Oracle Cloud Infrastructure makes it easy to run, scale, and secure your Oracle databases (DBs) in the cloud. The Oracle Cloud Infrastructure Database service offers three types of DB systems:
- Bare metal: Comprising 1-node DB and 2-node Real Application Cluster (RAC) systems, providing exceptional performance at cost-effective pricing.
- Exadata: Proven industry-leading Exadata DB systems in quarter, half, and full rack configurations.
- Virtual machine: Allows customers to create full-featured Oracle databases on VM shapes with various cores.
DB systems are accessible only from a customer’s VCN, and customers can configure VCN security lists to control network access to their databases. The Database service is integrated with Oracle Cloud Infrastructure IAM for controlling which users can launch and manage DB systems. By default, data is encrypted at rest using Oracle TDE with master keys stored in an Oracle Wallet on each DB system. RMAN backups of DB systems are encrypted and stored in customer-owned buckets in the Object Storage service. Customers need to create a bucket for DB backups and configure the Oracle Database Cloud Backup module with an auth token (to use with the Swift API) and IAM permissions to access the bucket.

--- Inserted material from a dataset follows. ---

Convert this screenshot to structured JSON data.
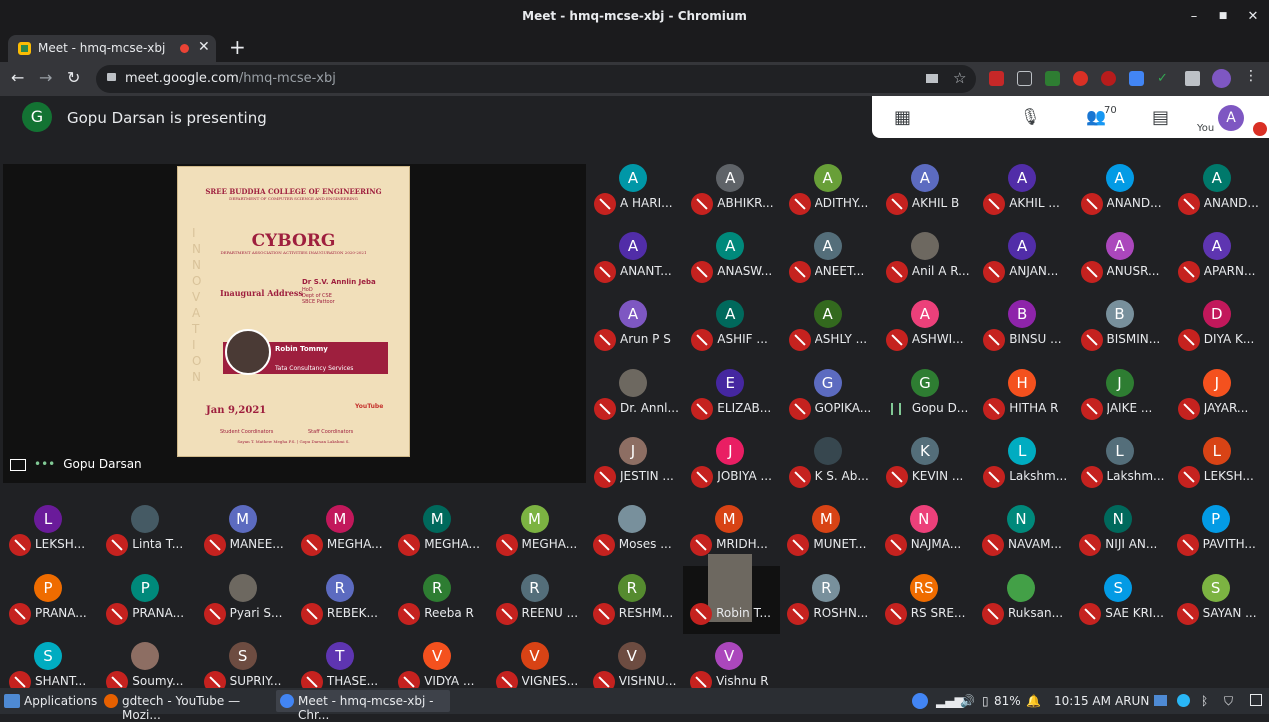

Alternately, DB backups can be made to local NVMe storage on the DB system.
Each user automatically has the ability to create, update, and delete their own auth tokens in the Console or the API. An administrator does not need to create a policy to give a user those abilities. Administrators (or anyone with permission to the tenancy) also have the ability to manage auth tokens for other users. Any user of a Swift client that integrates with Object Storage needs permission to work with the service.
Load Balancing Service
Oracle Cloud Infrastructure Load Balancing provides automated traffic distribution to compute instances in a customer’s VCN. Load balancers (LBs) can be created as public (accepting traffic from the internet and directing it to private instances) or private (directing traffic between private instances). LBs can be configured for SSL termination using customer-provided certificates; end-to-end SSL, whereby the LB terminates the SSL connection and creates a new SSL connection to the backend; or SSL tunneling, in which the SSL connection is passed through to the backend (TCP load balances only). The Load Balancing service supports TLS 1.2 by default, and prioritizes the following forward-secrecy ciphers in the TLS cipher-suite:
Managed Domain Name Servers (DNS) Service
The Oracle Cloud Infrastructure DNS service provides dynamic, static, and recursive DNS solutions for enterprise customers. The service connects visitors to customer websites and applications with fast and secure services. The DNS service operates on a global anycast network with 18 points of presence (PoPs) on five continents and offers fully redundant DNS constellations and multiple Tier 1 transit providers per PoP. The solution provides a DNS-based Distributed Denial of Services (DDoS) protection and in-house security expertise that leverages a vast sensor network that collects and analyzes over 240 billion data points per day. The DNS service also fully supports the secondary DNS features to complement the customer’s existing DNS service, providing resiliency at the DNS layer.